In this work, as with related works 'Gateway' (Auckland) and 'Rainbow Warrior Memorial' (Matauri Bay) Booth has assembled basalt boulders from Piakoa, near Matauri Bay, Northland. These were collected and gifted by Ngāti Kura, with permission also from the Department of Conservation and landowners.
A plaque installed with the work reads:
“Peacemaker / Sculptor Chris Booth / Born 1948 / Presented by the Wellington Sculpture Trust 1991. / Basalt boulders given by the Ngāti Kura people of Matauri Bay, Northland. Stonework carried out in Artist's Studio, Kerikeri 1988-90.”
Information panel installed with the work reads:
“There can be peace between human beings; we have this choice. This is the idea Booth wants to convey with the 'transmitter/receiver-like quality of the sculpture'."

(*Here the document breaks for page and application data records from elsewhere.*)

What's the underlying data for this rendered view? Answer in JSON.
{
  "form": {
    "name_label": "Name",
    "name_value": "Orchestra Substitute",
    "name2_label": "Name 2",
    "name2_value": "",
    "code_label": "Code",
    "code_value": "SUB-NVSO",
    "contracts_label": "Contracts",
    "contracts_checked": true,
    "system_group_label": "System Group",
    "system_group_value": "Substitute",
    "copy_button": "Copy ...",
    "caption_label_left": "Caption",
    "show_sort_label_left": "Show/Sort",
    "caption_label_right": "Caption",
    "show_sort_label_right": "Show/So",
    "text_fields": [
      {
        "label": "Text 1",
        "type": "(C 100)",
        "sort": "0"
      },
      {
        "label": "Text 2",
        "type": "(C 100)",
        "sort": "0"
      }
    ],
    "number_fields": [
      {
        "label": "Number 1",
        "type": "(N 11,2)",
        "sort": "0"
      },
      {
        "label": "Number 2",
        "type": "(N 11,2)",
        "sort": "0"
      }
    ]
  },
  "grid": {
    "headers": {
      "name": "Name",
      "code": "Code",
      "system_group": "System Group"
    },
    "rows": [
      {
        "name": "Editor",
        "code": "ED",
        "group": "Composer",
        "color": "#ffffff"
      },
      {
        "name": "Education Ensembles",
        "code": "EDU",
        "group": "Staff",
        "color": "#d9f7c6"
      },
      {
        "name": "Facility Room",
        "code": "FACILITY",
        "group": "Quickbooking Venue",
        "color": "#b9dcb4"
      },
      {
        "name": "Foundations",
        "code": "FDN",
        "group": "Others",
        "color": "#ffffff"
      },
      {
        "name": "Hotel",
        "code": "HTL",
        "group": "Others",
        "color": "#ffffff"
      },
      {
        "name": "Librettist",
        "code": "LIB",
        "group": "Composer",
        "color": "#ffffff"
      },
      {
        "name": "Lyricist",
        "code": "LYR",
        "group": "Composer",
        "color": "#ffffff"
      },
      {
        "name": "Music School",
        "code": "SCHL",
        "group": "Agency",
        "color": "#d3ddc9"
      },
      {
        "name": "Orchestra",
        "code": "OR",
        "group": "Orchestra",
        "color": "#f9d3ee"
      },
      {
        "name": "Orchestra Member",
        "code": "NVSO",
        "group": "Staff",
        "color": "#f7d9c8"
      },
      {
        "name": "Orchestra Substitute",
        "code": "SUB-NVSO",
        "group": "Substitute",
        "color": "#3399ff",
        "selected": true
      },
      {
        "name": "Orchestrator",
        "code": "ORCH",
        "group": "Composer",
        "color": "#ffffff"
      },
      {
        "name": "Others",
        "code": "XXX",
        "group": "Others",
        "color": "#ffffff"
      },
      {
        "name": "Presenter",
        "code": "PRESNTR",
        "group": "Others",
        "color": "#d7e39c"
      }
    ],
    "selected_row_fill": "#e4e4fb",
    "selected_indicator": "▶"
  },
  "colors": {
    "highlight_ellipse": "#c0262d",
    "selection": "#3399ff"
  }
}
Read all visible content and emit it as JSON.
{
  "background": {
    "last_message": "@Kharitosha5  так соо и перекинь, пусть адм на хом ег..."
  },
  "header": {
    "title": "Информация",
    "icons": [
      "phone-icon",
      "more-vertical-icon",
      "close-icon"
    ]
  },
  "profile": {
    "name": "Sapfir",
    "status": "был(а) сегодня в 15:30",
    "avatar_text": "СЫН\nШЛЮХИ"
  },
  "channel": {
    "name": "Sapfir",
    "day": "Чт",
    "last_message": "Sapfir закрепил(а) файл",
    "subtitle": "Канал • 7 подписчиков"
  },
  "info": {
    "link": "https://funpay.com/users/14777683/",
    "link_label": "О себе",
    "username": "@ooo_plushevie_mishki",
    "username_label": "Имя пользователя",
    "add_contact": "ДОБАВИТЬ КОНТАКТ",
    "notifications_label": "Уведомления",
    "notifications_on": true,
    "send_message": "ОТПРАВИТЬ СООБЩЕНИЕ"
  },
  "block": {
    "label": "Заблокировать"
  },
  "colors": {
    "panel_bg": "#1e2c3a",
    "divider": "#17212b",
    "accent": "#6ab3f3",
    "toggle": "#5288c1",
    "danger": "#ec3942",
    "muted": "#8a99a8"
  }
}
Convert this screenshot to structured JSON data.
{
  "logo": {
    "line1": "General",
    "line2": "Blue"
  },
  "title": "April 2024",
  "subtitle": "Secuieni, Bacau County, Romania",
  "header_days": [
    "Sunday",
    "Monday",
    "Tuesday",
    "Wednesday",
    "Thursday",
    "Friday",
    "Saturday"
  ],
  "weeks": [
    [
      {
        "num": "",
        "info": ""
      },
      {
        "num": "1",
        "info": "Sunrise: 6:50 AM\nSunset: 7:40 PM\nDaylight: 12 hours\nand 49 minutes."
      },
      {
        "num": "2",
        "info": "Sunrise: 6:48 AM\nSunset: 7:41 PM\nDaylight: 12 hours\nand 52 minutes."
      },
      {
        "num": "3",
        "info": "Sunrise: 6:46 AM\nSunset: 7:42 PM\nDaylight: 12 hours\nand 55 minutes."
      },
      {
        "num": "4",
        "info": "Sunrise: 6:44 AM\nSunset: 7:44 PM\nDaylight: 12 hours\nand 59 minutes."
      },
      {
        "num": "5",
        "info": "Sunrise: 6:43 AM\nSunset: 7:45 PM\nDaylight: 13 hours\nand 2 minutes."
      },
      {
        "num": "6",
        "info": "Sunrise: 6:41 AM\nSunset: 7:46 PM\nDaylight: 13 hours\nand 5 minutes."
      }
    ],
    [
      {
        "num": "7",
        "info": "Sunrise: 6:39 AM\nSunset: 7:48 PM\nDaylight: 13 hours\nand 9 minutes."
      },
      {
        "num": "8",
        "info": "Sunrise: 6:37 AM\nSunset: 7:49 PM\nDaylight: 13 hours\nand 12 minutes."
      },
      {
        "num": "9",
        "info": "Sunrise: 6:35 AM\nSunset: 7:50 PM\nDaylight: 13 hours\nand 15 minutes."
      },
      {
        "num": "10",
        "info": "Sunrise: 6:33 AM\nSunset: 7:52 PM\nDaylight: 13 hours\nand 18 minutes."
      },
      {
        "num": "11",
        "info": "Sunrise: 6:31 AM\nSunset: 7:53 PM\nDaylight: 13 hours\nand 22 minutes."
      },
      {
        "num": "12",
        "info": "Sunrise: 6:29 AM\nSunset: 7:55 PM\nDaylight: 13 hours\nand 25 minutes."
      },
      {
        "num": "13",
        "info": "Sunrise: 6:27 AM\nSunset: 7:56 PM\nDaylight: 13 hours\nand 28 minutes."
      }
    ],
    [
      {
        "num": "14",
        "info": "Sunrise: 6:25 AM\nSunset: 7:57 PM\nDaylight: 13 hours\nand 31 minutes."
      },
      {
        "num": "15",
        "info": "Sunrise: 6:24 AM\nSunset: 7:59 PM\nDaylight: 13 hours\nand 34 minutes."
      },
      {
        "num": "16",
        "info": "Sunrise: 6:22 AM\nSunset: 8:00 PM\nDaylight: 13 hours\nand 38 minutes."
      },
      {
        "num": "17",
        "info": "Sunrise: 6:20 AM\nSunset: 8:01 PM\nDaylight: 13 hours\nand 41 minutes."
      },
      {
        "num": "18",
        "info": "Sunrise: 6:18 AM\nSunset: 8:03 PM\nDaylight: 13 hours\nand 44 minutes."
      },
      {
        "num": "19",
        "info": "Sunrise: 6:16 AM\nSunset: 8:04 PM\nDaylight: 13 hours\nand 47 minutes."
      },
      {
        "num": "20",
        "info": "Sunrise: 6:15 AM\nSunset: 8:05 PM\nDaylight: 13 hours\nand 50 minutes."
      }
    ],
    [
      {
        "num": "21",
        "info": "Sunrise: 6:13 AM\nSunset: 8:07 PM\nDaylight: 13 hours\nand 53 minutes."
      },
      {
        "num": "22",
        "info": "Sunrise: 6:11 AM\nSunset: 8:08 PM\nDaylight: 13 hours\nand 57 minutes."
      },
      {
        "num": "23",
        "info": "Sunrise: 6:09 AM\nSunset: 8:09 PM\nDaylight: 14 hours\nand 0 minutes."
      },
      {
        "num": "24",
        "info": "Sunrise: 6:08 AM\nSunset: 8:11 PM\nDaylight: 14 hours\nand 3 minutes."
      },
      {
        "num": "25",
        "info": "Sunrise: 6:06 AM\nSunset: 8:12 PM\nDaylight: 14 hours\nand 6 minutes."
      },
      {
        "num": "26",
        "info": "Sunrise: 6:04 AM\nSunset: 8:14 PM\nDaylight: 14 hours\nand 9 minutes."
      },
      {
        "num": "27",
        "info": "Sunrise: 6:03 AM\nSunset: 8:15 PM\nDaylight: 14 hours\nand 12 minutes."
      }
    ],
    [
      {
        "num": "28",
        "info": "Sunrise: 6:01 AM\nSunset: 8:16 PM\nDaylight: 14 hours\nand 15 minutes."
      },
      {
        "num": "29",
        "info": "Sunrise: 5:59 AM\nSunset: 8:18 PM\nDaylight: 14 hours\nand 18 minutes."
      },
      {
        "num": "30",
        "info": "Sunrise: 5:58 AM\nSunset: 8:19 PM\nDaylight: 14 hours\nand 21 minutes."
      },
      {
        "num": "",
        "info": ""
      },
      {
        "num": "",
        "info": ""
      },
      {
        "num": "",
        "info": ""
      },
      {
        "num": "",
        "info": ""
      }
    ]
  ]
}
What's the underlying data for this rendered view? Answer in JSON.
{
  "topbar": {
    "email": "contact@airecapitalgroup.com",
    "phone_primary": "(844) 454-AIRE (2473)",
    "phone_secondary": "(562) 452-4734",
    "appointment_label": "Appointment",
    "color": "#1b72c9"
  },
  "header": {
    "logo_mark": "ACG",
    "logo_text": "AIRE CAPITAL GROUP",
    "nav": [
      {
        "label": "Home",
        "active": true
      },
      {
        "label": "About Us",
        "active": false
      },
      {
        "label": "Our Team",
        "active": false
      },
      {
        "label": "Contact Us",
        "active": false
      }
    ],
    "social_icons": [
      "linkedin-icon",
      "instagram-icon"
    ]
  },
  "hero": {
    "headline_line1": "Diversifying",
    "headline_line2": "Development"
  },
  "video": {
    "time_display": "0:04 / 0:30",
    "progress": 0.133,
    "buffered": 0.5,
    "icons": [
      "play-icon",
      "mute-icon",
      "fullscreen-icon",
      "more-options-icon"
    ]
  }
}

Booth’s sculptures are usually designed for a specific site. He was aware of the Peace Garden (beside the Rose Garden) and developed a form that echoed the nearby MetService Building’s transmitters/receivers. The Wellington Sculpture Trust purchased the work to mark the centenary of Wellington Botanic Garden.